Full story.

Meaning the guy probably can’t eat a piece of shrimp without worrying that some tabloid-y Jewish blogger is watching (no worries, Shawn, I’d never tell.)

Apparently whomever schedules the games has become a little more sensitive this year: there’s no High Holidays conflict for Green, who’s enjoying his first season with the Mets and the rest of New York Jewry.

L’Shanah Tovah Y’all

rosh hashanahDearest reader, I wanted to write how much I wish for your Sabbath and Rosh Hashanah happenings to be filled with warmth, light, love, hope, faith, fine wine, crisp apples, honey made by happy bees, a tasty round raisin challah, fragrant flowers and the soul-clearing tones of the shofar, but I think this painting by artist Rochelle Blumenfeld says it all.

Sen. Allen’s Jew In The Closet

george allenThe Virginia incumbent proves there’s worse things than calling someone “macaca” on the campaign trail: Acting like someone sh*t on your shoe when a reporter asks if you’re mother is Jewish. Watch the video to see Allen freak out.

Today, Allen claims to now “embrace” his mother’s Jewish ancestry that he only recently learned about from “a magazine article” (presumably this one by The Forward’s E.J. Kessler.)

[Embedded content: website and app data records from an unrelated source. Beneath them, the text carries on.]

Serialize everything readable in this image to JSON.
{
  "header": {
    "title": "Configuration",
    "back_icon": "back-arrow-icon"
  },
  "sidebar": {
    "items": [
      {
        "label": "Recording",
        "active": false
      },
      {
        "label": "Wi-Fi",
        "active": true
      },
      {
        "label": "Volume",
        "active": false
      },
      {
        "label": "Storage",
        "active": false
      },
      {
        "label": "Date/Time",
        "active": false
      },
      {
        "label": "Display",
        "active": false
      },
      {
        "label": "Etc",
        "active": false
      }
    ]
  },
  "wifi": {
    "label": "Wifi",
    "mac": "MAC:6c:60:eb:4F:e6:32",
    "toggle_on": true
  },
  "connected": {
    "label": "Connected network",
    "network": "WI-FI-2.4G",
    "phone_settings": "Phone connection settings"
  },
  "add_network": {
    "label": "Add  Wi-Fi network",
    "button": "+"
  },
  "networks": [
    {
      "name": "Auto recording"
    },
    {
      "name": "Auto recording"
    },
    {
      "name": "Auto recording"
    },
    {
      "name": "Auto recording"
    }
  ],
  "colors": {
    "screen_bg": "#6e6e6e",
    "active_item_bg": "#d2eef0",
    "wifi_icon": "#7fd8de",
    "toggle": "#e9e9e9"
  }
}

Notice he’s been placed in the “Jews in Politics” category; should we expect to see you in shul Friday night, Georgie?